• EXERCISE DESCRIPTION: Return all lines below containing the word "What".

• EXTRACTED DATA:

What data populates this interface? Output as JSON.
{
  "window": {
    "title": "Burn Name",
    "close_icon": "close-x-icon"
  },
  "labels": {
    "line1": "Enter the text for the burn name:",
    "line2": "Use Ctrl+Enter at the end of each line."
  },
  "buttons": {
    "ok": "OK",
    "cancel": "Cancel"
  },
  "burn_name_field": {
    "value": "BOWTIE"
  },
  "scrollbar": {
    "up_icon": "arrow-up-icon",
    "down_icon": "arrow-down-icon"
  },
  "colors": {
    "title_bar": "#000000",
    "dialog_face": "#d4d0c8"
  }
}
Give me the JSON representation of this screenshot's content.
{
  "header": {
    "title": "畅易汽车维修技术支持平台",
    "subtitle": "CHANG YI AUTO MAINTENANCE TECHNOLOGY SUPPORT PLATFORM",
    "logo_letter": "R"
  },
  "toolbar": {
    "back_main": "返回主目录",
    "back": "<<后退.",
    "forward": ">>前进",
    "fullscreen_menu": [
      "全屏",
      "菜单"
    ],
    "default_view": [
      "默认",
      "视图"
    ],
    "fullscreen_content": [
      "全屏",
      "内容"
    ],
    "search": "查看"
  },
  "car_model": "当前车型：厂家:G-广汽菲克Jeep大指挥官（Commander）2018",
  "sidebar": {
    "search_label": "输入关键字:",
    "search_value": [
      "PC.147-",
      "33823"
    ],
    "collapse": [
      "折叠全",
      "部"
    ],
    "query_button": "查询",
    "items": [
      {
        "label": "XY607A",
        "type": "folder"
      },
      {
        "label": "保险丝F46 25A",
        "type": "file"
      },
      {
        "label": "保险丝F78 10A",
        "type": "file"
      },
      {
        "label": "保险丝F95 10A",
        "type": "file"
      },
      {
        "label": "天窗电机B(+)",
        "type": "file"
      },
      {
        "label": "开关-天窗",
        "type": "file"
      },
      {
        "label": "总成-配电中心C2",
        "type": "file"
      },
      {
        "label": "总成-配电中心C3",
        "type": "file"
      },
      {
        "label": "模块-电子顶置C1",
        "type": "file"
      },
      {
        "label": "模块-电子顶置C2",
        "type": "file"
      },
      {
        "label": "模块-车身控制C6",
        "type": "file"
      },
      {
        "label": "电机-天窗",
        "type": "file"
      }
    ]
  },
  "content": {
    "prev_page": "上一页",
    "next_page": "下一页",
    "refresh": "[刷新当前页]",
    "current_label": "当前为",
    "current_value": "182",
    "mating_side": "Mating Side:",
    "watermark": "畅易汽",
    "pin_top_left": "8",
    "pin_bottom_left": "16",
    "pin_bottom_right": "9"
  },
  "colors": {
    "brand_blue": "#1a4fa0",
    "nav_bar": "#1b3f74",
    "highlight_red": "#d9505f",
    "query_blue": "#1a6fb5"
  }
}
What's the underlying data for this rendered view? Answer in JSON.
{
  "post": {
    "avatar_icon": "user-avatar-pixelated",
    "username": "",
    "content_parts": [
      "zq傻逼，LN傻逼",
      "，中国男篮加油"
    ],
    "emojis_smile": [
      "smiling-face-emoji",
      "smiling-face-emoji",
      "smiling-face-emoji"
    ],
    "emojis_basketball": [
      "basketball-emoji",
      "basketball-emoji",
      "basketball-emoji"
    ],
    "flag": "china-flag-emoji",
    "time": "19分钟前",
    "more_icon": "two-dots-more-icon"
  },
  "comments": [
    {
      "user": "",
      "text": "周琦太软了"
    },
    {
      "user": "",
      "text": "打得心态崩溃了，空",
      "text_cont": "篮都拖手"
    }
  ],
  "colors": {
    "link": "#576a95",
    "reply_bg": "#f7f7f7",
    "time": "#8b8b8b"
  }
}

• TASK SOLUTION:
What data populates this interface? Output as JSON.
What's the underlying data for this rendered view? Answer in JSON.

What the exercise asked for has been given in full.